+++ Data for review
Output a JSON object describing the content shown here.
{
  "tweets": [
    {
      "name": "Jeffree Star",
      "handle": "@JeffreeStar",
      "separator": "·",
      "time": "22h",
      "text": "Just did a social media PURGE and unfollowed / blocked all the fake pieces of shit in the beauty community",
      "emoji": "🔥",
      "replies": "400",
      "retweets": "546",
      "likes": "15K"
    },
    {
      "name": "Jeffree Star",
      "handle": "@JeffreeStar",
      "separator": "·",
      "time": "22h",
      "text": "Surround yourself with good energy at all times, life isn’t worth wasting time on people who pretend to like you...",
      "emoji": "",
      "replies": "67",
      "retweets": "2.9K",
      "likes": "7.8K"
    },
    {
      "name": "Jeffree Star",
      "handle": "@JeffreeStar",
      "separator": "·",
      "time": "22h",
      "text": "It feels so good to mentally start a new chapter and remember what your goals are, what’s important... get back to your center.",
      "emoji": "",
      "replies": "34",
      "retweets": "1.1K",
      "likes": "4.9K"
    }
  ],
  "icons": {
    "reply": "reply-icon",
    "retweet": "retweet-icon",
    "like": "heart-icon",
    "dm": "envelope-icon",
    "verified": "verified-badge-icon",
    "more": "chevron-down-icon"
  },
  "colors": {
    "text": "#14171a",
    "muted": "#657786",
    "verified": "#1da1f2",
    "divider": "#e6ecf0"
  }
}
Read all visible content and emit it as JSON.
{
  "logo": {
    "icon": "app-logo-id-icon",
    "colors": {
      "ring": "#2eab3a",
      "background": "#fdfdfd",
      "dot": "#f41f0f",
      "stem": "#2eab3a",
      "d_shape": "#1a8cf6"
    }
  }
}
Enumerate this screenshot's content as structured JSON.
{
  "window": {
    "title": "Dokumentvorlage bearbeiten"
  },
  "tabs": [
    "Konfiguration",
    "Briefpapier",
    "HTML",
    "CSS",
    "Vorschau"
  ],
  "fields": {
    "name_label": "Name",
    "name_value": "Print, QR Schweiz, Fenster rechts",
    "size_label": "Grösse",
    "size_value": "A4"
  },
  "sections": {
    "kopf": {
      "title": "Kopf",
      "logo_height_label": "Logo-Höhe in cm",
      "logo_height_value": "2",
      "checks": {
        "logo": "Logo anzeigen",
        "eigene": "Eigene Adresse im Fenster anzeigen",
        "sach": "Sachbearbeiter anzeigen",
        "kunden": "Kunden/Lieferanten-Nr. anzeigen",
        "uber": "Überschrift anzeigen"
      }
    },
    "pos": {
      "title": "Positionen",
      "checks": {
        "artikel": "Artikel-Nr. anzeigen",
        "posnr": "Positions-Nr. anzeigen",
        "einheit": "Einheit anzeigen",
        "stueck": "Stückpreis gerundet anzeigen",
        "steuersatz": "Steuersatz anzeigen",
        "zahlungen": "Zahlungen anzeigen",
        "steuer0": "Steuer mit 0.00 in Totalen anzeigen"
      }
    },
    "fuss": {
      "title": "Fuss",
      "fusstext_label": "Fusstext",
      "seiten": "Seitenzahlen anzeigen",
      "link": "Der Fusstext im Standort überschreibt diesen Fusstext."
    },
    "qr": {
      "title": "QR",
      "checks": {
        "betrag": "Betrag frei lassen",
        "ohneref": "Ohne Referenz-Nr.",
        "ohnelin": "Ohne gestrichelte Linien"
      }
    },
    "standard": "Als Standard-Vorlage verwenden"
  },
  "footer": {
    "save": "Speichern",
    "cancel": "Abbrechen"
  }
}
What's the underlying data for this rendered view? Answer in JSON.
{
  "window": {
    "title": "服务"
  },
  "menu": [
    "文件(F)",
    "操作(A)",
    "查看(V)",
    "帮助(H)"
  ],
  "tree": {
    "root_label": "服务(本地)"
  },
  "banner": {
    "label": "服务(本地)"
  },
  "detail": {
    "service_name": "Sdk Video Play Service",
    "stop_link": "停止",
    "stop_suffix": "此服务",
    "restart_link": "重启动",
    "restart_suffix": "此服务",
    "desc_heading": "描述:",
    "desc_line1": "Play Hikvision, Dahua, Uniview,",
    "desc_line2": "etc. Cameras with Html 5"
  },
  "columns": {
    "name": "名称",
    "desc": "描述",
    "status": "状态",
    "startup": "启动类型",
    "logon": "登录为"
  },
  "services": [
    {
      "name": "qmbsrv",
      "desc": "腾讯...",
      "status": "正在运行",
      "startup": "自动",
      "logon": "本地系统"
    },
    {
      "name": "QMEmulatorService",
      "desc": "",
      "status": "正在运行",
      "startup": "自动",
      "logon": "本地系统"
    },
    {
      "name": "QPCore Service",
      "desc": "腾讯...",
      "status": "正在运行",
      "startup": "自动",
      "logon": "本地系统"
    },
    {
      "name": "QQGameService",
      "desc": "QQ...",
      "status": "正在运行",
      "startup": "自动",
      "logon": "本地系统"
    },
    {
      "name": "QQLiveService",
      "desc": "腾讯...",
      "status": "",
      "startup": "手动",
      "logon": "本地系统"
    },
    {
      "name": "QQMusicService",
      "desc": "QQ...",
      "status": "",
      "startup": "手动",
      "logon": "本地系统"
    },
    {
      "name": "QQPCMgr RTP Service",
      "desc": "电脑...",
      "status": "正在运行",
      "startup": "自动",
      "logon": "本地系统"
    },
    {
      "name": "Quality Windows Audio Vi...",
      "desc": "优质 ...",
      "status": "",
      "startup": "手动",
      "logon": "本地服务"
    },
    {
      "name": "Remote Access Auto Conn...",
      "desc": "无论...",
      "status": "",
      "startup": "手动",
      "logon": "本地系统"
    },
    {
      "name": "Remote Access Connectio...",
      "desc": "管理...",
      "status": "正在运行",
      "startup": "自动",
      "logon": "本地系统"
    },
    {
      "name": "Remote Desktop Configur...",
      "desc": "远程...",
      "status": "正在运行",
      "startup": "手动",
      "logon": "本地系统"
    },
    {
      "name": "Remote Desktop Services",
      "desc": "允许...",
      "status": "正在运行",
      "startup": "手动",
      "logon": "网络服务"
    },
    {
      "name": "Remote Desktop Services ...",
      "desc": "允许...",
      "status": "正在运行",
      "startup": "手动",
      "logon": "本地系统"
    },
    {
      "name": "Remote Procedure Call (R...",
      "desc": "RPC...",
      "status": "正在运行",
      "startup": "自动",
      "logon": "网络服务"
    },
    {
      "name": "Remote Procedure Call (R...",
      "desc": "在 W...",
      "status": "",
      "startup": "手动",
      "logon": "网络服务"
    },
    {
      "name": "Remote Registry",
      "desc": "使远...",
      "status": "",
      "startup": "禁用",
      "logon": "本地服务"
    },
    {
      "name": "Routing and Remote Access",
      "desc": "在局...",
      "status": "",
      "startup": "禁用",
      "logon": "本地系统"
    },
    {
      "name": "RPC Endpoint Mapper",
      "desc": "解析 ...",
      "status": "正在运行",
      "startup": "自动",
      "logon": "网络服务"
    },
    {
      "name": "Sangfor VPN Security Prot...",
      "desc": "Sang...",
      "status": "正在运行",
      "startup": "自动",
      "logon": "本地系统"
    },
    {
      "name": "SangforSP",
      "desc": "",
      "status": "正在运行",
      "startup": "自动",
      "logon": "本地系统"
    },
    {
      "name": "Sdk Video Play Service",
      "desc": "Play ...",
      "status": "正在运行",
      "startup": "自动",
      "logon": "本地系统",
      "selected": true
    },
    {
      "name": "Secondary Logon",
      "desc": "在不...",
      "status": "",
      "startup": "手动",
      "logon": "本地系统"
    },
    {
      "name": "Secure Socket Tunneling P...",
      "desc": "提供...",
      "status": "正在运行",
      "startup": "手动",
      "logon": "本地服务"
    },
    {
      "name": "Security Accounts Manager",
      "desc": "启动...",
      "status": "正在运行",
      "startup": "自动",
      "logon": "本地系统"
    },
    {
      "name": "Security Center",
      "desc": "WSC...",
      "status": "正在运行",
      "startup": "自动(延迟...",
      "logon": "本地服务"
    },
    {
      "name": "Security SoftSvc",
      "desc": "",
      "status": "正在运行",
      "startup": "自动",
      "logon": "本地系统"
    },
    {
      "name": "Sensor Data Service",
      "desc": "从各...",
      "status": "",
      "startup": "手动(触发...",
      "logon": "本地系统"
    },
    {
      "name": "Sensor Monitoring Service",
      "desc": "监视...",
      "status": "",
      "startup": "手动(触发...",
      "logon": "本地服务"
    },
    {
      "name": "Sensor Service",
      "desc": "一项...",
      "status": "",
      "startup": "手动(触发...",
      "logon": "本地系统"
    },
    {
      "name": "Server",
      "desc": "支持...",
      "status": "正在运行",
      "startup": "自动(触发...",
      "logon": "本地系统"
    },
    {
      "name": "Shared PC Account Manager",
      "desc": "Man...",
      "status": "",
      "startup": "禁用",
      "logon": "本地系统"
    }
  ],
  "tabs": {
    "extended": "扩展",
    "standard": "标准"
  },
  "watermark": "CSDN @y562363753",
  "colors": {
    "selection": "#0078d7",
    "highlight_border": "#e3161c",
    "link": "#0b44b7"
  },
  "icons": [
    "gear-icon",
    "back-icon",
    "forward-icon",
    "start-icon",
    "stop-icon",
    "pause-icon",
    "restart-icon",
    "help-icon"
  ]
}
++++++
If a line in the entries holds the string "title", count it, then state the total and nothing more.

6